a worthy contribution to American

OW is the time to have
your permanent wave.
We give them with a ma-
chine or without. ZOTAS
a specialty.
Phone 9616


Read The Clossifieds

------ - ------


MARSHALL, Ill., April 21.-(/1),-
Hubert C ioore; 31 years old, a high.
school teacher was sentenced to
death for slaying his wife, Marjorie,
"because the floors were always dirty
and the sink full of dishes," was
denied a'change of venue today for his
'36, Ruth Cohen, '35, Paul Auble, '35,
Barbara VanDerVort, '34. The parts
of, supers will be taken by Florence
Roth, '34, Lilian Fine, '36, Eleanor
Chase, '35, Louise Crandall, '34, Mir-
iam Stark, '36, Marjorie Oostdyke,
'34, Howard Fettes, '34, and Jay Pozz,

'Adelia Cheever
Wins Prize Forj
Adelia Cheever house won first
prize of a silver cup for the most
original booth at Penny Carnival held
in Barbour gymnasium last night.
It was called "The Mad Hatter Tea
Party," the theme being drawn from
"Alice in Wonderland." Everyone in
the famous party was there, includ-
ing Alice, the Hatter, the Rabbit, and
the Dormouse.

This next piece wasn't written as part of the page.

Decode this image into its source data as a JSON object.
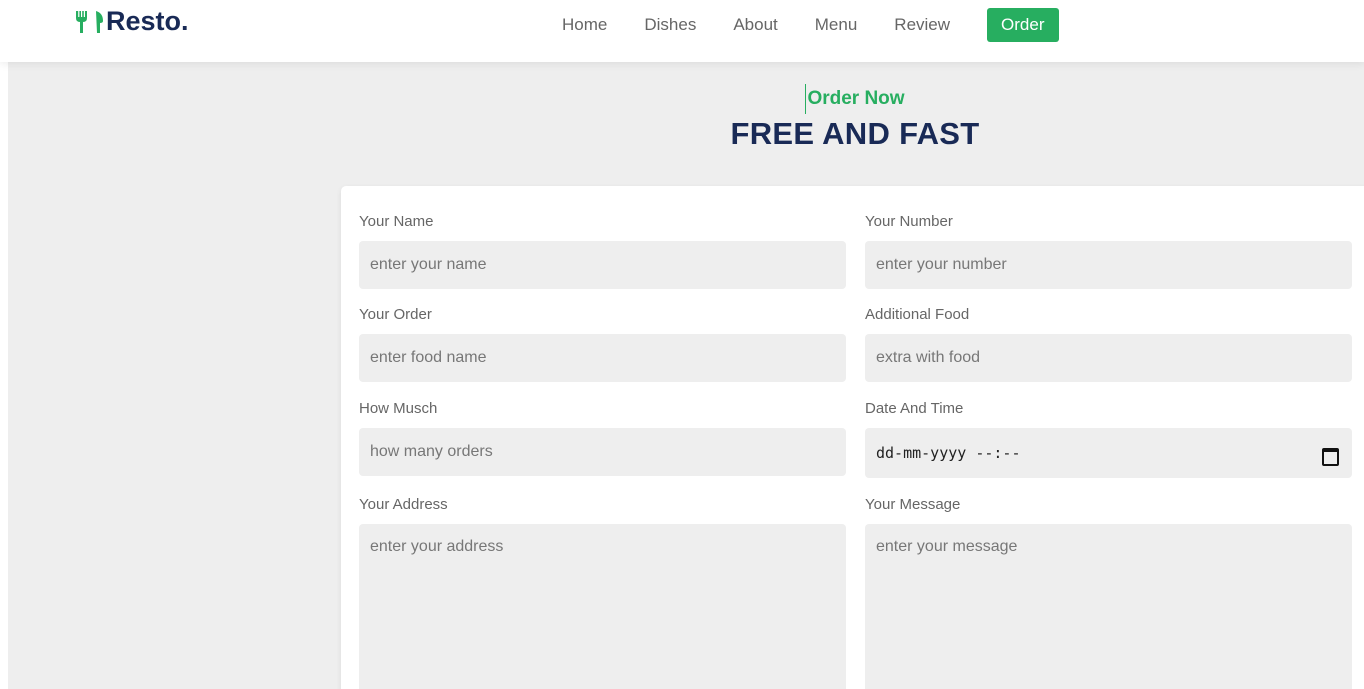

The refreshments at
the booth were pink lemonade and
Delta Zeta sorority was awarded
honorable mention for their repro-
duction of John Dillinger in the "Dix-
ie Pen." A model cell was construct-
ed, and a living model of the notor-
ious criminal, complete with tradi-
tional stripes and ball and chain, sat
inside whittling 'a pistol. The uni-.
formed guards outside the cell were!
vending Dixie cups of ice cream.
The booths this year showed both
variety and ingenuity. Fortune-tell-
ing, grab-bags, fish ponds, and every
kind of game were featured. The
Alpha Phis shined shoes for one cent
an inch, and Sorosis advertised the
first sale of "beer east of Division
street." Another novelty this year
was the slot machines with candy
bars for prizes. Helen Newberry dor-
mitory gave away kisses for pinning
the tail on the pig.
A prize of a two-pound box of can-
dy will be given to the booth making
the most money. The Carnival is an
annual affair, the proceeds of which
go to the W.A.A. Marie Metzger, '35,
was general chairman.
l o balk On Modern
Theories Of Matter
Modern conceptions of matter will
be the subject of the University lec-
ture to be given by Prof. Ernest F.
Barker of the physics department in
Natural Science Auditorium Thurs-
day, April 26.
Professor Barker will discuss re-
cent experiments that have brought
light on the subject of the ultimate
nature of matter, and will develop in
non-technical terms the wave theory
and the arguments that have been
presented in favor of it.

r -v..
I 3





Whre ToGo

of / he HOTEL BOOK-CADILLAC, Detroit




Dancing: Chubb's, Den, Tavern,
Preketes, Hi-Hat Inn.
Motion Pictures: Majestic, "Won-
der Bar" with Dick Powell; Michigan,
"Riptide" with Norma Shearer;
Whitney, "Shriek in the Night" with
Ginger Rogers; Wuerth, "Dinner at
Eight" with Lionel Barrymore.
The Graduate Outing Club is spon-
soring a supper hike at 5 p.m. today,
according to Charles Brewington,
president of the organization. The
party will meet at Angell Hall. The
charge for supper will be 25 cents. If
you have not ;already made reserva-
tions phone 4988 between 12 and 2
p.m. today.
Indi'vidual Version
of the
S h ee- -SuI
--navy shieers.
-checked shcers
--printed sheers
- -dotted sheers
Priced surprisingly low
$14,75 upards
605 East William
Just a Block from State Street
-^ -


T1ele/hone 2-3251 for Your Appyin/uutM


__ _ ___ -



r 4h~

''t* ,,
f ...

Get It

Adorable Dresses
For Only . 8 95
TWENTY-FIVL OF THEM - everyone formerly
higher priced and every one the very last word in new
spring fashions!
Gayly Patterned Prints - Colorful Stripes - Polka
Dots and dark sheers . . . all dresses are accented with
frilly collars and cuffs of muslin and organdy or with
tailored linen and piquc trims, There are -also three
knitted frocks in this grotip - pastel blue and bcige.
Of course, you do not want to.feel. extrayagant-but
you have a right to treat yourself to at least one of

1 .

at Saunder's Canoe Livery, and paddle
up the peaceful Huron River, enjoying
Ann Arbor's most healthful recreation.

' ',
,'; ,
I ,

W th nItC l
*-ith pastel contrast
In this fascinating collection
you'll find light prints with
dark and light backgrounds
... garden prints . . field
prints..,. diagonals... checks
... frocks with lingerie trim
or with jackets of hip and
finger tip lengths.



( N~aw .,





Back to Top

© 2024 Regents of the University of Michigan